Study material
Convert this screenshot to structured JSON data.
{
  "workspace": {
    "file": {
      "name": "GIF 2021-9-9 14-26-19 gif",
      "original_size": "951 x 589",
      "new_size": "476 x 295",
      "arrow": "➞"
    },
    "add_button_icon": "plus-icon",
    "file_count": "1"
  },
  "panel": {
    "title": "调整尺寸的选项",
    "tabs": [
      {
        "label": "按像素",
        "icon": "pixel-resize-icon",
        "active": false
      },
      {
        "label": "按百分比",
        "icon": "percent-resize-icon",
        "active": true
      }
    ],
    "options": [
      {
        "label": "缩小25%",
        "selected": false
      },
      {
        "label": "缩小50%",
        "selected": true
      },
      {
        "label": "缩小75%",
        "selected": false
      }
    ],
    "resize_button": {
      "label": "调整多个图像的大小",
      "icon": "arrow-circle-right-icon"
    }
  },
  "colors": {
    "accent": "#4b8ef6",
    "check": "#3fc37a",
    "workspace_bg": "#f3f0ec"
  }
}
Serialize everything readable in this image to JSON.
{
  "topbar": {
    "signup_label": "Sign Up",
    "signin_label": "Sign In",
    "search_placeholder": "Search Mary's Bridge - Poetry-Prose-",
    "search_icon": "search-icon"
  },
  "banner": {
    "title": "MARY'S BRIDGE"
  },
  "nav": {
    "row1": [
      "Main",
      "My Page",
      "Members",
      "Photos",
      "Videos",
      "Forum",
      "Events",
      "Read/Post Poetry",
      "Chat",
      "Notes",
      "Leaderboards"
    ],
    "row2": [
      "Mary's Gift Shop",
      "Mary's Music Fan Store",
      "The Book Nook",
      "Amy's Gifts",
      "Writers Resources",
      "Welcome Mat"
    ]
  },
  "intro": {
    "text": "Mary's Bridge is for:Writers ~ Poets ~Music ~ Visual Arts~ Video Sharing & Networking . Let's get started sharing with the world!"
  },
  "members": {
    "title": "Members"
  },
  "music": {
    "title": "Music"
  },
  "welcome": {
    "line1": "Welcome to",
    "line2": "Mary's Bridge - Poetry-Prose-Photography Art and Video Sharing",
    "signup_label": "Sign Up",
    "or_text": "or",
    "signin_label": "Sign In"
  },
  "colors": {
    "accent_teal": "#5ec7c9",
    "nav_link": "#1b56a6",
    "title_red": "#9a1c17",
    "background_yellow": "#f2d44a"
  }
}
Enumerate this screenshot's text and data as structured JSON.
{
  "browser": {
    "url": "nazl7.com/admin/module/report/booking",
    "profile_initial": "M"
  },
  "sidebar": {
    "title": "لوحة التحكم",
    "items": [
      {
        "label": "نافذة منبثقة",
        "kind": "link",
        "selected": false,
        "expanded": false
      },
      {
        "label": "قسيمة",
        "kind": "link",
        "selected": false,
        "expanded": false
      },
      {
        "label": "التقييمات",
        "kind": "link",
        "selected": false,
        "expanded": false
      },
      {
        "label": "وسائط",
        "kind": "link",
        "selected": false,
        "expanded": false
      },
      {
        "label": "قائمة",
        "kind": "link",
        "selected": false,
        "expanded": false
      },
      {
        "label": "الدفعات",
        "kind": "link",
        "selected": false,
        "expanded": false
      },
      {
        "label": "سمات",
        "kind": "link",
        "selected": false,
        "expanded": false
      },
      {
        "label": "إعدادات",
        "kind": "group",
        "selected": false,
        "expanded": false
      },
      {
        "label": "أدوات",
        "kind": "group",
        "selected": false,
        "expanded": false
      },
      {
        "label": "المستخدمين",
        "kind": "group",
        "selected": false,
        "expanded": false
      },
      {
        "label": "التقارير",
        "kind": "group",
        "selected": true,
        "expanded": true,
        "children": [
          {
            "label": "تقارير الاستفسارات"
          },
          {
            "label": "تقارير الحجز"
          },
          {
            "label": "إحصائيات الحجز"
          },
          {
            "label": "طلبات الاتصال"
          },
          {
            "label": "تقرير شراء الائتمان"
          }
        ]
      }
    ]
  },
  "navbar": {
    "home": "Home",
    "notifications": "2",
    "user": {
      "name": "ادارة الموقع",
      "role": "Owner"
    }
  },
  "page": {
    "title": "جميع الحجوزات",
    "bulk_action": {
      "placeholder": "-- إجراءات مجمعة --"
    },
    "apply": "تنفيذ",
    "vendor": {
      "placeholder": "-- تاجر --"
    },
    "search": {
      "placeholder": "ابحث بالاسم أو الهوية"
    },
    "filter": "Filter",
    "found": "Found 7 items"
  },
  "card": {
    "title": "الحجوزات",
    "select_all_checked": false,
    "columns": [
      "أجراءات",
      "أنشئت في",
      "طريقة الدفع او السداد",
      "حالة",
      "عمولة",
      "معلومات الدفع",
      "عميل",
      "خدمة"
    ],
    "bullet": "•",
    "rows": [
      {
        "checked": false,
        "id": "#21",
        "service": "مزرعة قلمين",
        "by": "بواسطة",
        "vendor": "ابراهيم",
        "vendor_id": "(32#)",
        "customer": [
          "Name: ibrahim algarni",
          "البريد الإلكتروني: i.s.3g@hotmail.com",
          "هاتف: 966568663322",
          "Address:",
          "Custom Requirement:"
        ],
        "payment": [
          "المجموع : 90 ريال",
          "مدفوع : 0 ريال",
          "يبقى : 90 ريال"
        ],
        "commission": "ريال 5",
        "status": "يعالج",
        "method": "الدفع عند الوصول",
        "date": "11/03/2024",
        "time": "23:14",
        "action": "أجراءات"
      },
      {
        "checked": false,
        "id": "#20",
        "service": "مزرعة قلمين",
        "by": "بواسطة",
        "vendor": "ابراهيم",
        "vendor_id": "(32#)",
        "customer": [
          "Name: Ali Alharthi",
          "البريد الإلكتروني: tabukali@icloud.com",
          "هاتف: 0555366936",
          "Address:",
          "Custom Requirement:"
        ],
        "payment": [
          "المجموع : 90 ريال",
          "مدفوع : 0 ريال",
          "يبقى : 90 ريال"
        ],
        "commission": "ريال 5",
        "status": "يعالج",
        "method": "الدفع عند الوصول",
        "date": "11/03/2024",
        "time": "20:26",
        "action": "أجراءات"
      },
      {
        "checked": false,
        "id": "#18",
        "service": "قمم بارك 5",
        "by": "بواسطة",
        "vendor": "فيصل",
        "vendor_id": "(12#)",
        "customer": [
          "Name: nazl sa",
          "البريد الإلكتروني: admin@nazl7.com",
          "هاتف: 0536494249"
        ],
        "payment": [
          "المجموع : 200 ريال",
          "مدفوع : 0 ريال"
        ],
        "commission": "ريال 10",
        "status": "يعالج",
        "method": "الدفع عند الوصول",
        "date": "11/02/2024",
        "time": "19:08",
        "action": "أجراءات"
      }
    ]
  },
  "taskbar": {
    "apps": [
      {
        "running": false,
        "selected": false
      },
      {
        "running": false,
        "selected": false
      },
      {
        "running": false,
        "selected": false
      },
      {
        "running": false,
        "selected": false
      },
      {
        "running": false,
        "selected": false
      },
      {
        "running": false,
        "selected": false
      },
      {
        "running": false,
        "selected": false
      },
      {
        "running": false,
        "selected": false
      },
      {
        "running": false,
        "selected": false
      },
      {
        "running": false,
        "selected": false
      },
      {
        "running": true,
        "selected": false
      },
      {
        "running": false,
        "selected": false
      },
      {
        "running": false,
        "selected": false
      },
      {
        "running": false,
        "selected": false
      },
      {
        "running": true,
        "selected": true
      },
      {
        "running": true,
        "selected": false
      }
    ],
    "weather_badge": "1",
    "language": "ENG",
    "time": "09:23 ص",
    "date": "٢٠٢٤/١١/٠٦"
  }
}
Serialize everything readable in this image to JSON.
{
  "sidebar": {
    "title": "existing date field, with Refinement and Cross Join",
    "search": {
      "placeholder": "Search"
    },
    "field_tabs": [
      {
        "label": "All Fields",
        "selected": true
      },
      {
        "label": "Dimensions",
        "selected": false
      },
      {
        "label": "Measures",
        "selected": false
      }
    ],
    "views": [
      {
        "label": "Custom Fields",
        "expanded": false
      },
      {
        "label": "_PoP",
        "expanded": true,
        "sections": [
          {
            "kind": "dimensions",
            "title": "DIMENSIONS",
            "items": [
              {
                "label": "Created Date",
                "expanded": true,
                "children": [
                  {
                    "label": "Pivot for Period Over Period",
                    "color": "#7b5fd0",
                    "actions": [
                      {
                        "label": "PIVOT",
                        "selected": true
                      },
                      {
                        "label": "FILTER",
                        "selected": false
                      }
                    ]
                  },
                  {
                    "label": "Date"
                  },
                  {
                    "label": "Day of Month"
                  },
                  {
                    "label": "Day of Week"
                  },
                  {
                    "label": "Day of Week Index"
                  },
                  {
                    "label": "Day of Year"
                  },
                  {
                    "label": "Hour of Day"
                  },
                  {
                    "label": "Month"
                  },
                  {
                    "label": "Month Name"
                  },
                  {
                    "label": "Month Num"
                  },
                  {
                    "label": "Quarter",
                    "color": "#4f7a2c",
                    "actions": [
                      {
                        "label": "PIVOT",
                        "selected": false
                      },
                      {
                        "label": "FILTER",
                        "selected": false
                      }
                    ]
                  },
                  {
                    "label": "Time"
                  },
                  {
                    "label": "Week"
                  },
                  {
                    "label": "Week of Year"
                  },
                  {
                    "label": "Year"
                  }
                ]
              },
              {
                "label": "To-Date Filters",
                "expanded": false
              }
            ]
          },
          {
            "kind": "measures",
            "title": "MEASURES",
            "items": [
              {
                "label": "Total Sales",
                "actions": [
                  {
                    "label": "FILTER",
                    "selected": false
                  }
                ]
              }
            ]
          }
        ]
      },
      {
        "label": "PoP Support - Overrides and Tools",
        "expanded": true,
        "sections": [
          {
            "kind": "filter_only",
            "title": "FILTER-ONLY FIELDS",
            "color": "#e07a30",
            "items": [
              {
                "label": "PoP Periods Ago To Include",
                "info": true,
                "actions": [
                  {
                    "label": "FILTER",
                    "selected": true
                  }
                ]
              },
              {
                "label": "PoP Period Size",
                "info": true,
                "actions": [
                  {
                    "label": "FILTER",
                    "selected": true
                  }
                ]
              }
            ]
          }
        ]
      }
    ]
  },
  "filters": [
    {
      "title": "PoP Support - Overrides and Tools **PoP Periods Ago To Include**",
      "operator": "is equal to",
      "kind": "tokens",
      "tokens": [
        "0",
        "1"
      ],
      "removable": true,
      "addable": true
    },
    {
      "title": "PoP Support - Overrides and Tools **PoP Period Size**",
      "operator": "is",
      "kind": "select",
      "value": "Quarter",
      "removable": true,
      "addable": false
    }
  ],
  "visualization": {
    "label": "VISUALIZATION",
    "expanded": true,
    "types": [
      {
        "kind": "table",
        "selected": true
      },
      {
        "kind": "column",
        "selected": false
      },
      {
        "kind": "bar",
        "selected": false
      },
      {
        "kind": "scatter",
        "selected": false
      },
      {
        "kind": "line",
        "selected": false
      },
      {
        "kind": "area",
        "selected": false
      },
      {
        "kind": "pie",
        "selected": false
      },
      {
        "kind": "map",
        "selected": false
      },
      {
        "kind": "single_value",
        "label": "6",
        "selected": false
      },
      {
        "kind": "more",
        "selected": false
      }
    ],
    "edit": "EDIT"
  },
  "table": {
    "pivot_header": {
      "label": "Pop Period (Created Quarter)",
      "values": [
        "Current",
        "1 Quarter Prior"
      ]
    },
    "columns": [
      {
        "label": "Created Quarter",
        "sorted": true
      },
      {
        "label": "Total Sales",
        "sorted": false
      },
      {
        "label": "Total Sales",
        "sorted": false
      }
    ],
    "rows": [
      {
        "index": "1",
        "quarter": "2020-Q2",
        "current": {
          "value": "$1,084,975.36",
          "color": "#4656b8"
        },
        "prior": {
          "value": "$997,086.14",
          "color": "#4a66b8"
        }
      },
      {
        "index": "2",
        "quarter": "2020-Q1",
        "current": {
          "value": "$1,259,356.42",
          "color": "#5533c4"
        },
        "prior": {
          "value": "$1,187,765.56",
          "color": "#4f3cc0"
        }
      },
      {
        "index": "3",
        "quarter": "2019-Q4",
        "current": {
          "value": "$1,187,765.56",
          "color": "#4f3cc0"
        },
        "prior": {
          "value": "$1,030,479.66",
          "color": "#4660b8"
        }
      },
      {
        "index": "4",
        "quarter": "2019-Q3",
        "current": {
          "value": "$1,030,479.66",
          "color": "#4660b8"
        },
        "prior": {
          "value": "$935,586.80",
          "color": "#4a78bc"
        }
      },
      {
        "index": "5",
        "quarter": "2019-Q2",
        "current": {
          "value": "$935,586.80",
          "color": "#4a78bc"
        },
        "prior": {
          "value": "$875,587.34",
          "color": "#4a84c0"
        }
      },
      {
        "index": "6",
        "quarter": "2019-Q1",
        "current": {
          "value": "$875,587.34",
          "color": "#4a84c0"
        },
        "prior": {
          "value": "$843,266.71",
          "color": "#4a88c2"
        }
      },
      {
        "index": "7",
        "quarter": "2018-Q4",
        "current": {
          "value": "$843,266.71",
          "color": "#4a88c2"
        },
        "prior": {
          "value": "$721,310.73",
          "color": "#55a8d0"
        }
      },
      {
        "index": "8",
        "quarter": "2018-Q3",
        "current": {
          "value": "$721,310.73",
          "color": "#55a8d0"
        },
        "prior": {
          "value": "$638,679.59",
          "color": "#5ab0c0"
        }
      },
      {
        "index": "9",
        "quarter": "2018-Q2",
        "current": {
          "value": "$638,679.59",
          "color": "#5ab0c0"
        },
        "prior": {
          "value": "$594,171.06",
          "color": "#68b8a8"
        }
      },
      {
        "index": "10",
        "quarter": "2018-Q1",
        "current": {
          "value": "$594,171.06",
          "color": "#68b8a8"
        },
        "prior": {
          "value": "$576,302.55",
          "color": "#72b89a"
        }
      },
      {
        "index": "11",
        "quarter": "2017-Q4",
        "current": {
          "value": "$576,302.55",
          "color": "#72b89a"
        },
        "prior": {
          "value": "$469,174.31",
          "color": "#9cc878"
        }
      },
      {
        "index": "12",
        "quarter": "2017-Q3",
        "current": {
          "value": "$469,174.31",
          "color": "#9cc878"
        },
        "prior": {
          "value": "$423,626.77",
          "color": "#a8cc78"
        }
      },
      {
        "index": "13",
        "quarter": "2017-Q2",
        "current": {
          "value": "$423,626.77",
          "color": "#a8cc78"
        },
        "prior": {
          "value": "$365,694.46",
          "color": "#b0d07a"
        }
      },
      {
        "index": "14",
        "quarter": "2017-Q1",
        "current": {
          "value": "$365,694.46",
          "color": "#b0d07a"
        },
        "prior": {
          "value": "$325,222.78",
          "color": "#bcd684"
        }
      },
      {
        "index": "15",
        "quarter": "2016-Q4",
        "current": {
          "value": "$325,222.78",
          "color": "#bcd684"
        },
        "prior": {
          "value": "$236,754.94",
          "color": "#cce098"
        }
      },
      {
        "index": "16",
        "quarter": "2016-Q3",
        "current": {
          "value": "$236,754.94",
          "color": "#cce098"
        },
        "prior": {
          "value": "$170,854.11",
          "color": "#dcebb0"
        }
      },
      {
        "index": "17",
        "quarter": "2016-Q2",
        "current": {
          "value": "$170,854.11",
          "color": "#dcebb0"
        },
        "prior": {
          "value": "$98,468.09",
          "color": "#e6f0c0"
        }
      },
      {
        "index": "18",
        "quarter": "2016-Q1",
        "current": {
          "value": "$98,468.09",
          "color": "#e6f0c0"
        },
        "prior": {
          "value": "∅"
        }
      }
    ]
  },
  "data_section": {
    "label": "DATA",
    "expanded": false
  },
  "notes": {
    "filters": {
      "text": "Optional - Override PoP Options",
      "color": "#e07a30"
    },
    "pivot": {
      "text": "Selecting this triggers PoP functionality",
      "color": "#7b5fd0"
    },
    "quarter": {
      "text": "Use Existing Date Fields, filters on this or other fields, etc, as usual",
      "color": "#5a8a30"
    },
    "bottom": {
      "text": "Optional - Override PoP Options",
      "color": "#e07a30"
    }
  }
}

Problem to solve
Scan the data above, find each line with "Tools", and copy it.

Answer box
        "label": "PoP Support - Overrides and Tools",
      "title": "PoP Support - Overrides and Tools **PoP Periods Ago To Include**",
      "title": "PoP Support - Overrides and Tools **PoP Period Size**",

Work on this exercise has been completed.